Start of EXERCISE DATA

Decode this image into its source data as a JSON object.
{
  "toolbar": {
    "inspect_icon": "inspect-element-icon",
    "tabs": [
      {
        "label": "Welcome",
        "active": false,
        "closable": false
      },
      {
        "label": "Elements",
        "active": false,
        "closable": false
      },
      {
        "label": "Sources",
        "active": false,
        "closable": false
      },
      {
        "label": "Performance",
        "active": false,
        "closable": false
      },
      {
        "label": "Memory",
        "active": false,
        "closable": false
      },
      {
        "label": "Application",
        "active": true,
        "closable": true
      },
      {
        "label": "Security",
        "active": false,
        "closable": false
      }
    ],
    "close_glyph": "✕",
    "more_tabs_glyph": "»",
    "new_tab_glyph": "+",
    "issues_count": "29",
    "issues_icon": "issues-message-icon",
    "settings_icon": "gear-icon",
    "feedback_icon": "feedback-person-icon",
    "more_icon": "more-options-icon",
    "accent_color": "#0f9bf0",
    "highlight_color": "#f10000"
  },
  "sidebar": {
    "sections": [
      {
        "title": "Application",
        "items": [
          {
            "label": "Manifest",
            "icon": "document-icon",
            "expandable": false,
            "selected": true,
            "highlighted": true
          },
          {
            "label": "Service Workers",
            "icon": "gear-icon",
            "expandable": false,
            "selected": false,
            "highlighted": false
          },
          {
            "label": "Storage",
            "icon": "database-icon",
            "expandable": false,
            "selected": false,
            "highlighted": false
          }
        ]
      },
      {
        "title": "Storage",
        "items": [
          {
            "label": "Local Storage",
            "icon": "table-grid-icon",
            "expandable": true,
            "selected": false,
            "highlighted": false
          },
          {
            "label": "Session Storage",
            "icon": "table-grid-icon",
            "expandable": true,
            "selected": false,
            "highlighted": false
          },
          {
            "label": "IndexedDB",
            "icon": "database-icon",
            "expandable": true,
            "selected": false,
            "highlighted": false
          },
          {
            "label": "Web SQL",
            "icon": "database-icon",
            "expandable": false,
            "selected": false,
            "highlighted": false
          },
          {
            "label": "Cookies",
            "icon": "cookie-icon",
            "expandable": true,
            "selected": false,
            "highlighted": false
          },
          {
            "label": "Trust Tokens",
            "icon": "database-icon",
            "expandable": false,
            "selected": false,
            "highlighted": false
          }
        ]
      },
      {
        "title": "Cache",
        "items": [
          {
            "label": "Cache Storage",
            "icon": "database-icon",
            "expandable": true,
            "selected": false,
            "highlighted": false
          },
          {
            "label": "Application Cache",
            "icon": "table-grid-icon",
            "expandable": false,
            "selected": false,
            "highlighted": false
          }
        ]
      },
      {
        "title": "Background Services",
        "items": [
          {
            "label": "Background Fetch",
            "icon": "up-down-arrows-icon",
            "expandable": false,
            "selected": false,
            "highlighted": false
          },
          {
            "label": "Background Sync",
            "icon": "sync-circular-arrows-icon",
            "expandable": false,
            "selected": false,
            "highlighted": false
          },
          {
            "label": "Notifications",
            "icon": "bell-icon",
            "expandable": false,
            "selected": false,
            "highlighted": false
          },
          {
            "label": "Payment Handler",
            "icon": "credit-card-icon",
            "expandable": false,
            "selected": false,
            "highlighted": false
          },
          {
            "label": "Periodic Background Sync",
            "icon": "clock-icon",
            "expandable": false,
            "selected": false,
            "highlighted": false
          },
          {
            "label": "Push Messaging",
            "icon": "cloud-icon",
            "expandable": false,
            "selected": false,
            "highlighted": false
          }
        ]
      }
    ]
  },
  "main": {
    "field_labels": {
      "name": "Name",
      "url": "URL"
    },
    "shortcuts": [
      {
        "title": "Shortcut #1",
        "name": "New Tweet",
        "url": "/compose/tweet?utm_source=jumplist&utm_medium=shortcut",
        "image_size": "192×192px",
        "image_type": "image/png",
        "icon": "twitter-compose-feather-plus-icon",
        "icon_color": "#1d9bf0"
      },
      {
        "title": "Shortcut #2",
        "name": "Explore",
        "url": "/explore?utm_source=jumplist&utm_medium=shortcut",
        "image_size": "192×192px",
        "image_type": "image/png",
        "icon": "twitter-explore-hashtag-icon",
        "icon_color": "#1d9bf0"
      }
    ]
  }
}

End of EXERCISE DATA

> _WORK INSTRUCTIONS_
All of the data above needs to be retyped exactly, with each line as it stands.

> _SOLUTION BELOW_
Decode this image into its source data as a JSON object.
{
  "toolbar": {
    "inspect_icon": "inspect-element-icon",
    "tabs": [
      {
        "label": "Welcome",
        "active": false,
        "closable": false
      },
      {
        "label": "Elements",
        "active": false,
        "closable": false
      },
      {
        "label": "Sources",
        "active": false,
        "closable": false
      },
      {
        "label": "Performance",
        "active": false,
        "closable": false
      },
      {
        "label": "Memory",
        "active": false,
        "closable": false
      },
      {
        "label": "Application",
        "active": true,
        "closable": true
      },
      {
        "label": "Security",
        "active": false,
        "closable": false
      }
    ],
    "close_glyph": "✕",
    "more_tabs_glyph": "»",
    "new_tab_glyph": "+",
    "issues_count": "29",
    "issues_icon": "issues-message-icon",
    "settings_icon": "gear-icon",
    "feedback_icon": "feedback-person-icon",
    "more_icon": "more-options-icon",
    "accent_color": "#0f9bf0",
    "highlight_color": "#f10000"
  },
  "sidebar": {
    "sections": [
      {
        "title": "Application",
        "items": [
          {
            "label": "Manifest",
            "icon": "document-icon",
            "expandable": false,
            "selected": true,
            "highlighted": true
          },
          {
            "label": "Service Workers",
            "icon": "gear-icon",
            "expandable": false,
            "selected": false,
            "highlighted": false
          },
          {
            "label": "Storage",
            "icon": "database-icon",
            "expandable": false,
            "selected": false,
            "highlighted": false
          }
        ]
      },
      {
        "title": "Storage",
        "items": [
          {
            "label": "Local Storage",
            "icon": "table-grid-icon",
            "expandable": true,
            "selected": false,
            "highlighted": false
          },
          {
            "label": "Session Storage",
            "icon": "table-grid-icon",
            "expandable": true,
            "selected": false,
            "highlighted": false
          },
          {
            "label": "IndexedDB",
            "icon": "database-icon",
            "expandable": true,
            "selected": false,
            "highlighted": false
          },
          {
            "label": "Web SQL",
            "icon": "database-icon",
            "expandable": false,
            "selected": false,
            "highlighted": false
          },
          {
            "label": "Cookies",
            "icon": "cookie-icon",
            "expandable": true,
            "selected": false,
            "highlighted": false
          },
          {
            "label": "Trust Tokens",
            "icon": "database-icon",
            "expandable": false,
            "selected": false,
            "highlighted": false
          }
        ]
      },
      {
        "title": "Cache",
        "items": [
          {
            "label": "Cache Storage",
            "icon": "database-icon",
            "expandable": true,
            "selected": false,
            "highlighted": false
          },
          {
            "label": "Application Cache",
            "icon": "table-grid-icon",
            "expandable": false,
            "selected": false,
            "highlighted": false
          }
        ]
      },
      {
        "title": "Background Services",
        "items": [
          {
            "label": "Background Fetch",
            "icon": "up-down-arrows-icon",
            "expandable": false,
            "selected": false,
            "highlighted": false
          },
          {
            "label": "Background Sync",
            "icon": "sync-circular-arrows-icon",
            "expandable": false,
            "selected": false,
            "highlighted": false
          },
          {
            "label": "Notifications",
            "icon": "bell-icon",
            "expandable": false,
            "selected": false,
            "highlighted": false
          },
          {
            "label": "Payment Handler",
            "icon": "credit-card-icon",
            "expandable": false,
            "selected": false,
            "highlighted": false
          },
          {
            "label": "Periodic Background Sync",
            "icon": "clock-icon",
            "expandable": false,
            "selected": false,
            "highlighted": false
          },
          {
            "label": "Push Messaging",
            "icon": "cloud-icon",
            "expandable": false,
            "selected": false,
            "highlighted": false
          }
        ]
      }
    ]
  },
  "main": {
    "field_labels": {
      "name": "Name",
      "url": "URL"
    },
    "shortcuts": [
      {
        "title": "Shortcut #1",
        "name": "New Tweet",
        "url": "/compose/tweet?utm_source=jumplist&utm_medium=shortcut",
        "image_size": "192×192px",
        "image_type": "image/png",
        "icon": "twitter-compose-feather-plus-icon",
        "icon_color": "#1d9bf0"
      },
      {
        "title": "Shortcut #2",
        "name": "Explore",
        "url": "/explore?utm_source=jumplist&utm_medium=shortcut",
        "image_size": "192×192px",
        "image_type": "image/png",
        "icon": "twitter-explore-hashtag-icon",
        "icon_color": "#1d9bf0"
      }
    ]
  }
}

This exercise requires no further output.